Section 16: A hidden self-contradiction of the Y. O. A. Section 16 contradicts Young Offenders Act. The ability of the courts to divert young offenders into ordinary court goes against section 3, the declaration of principles, particularly section 3 (c. ) of the Y.
O. A. , which states that young persons who commit crime require supervision, discipline and control, but, because of their state of dependency and level of development and maturity, they also have special needs and require guidance and assistance; Young people who commit manslaughter, aggravated sexual assault, murder or attempt to commit murder, should suffer retribution for their crimes, because the fact is that these are grizzly acts of animosity that cannot go unpunished. Though section 16 allows this punishment to occur, and maybe even addresses another very important factor in assuring the victim and his or her family, that justice has been done; at such a young age, offenders need more than a lengthy prison term.
This may be necessary to protect society, but clearly, young people who commit such heinous acts are severely reckless and misguided and have no regard for society s most basic rules. They need direct one on one counseling, guidance, and support that an ordinary adult sentence may not sufficiently provide. The fact of the matter is that there are no panaceas for this problem, and we can t make it disappear. As disturbing as it is, there will always be the shocking horror stories of children turned savage murderers.
There was the 12-year-old boy who savagely beat a 6-year-old girl to death, supposedly mimicking his favorite wrestler while he pummeled this girl to death, who was one-third his size. In Sacramento, 14-year-old youth, who while apparently mimicking a TV show, gruesomely stabbed and murdered a minim art clerk. Then there is what seems to be the perpetually increasing number of school shootings. These savage criminals should not be sent to a typical young offender center for a couple of years and released as if nothing had happened. However, section 16 does not provide an adequate solution to this epidemic of kid criminals. According to an article in the Sacramento Bee by Marie Lindstrom, Research suggests that adolescents squeezed through the adult system are more likely to come out as violent career criminals than similar kids handled on the juvenile side.

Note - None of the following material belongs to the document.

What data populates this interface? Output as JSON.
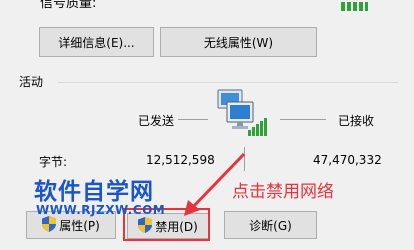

Though I do agree with the method for making the determination of transferring to ordinary court section 16 (2), which is based on the seriousness and circumstances of the offence, the age, maturity, character, and background of the young person, I do not agree with the general idea of transferring young offenders to adult court. A young person who commits serious offences must often be detained to uphold society s right to be protected from crime, but sending youths to an adult penitentiary contradicts section 3 (c. 1). This section states that the protection of society, which is a primary objective of the criminal law applicable to youth is best served by rehabilitation, wherever possible, of young persons who commit offences, and rehabilitation is best achieved by addressing the needs and circumstances of a young person that are relevant to the young person s offending behaviour; I do not entirely agree with the way the criminal justice system is run, nor all aspects of the Young Offenders Act. As much as it pains me to see young offenders constantly get off with a slap on the wrist, I do feel that under any and all circumstances, young offenders must be treated differently than adults. Young offenders need guidance, as many of the young offenders may have had very little deep-seated guidance to begin with.
A lengthy prison term with hard-assed criminals is simply not the way to rehabilitate a young person, no matter how serious their crime was. Simply put, section 16 contradicts the declaration of principles set out in the Y. O. A. act itself, and as such has no place in the act.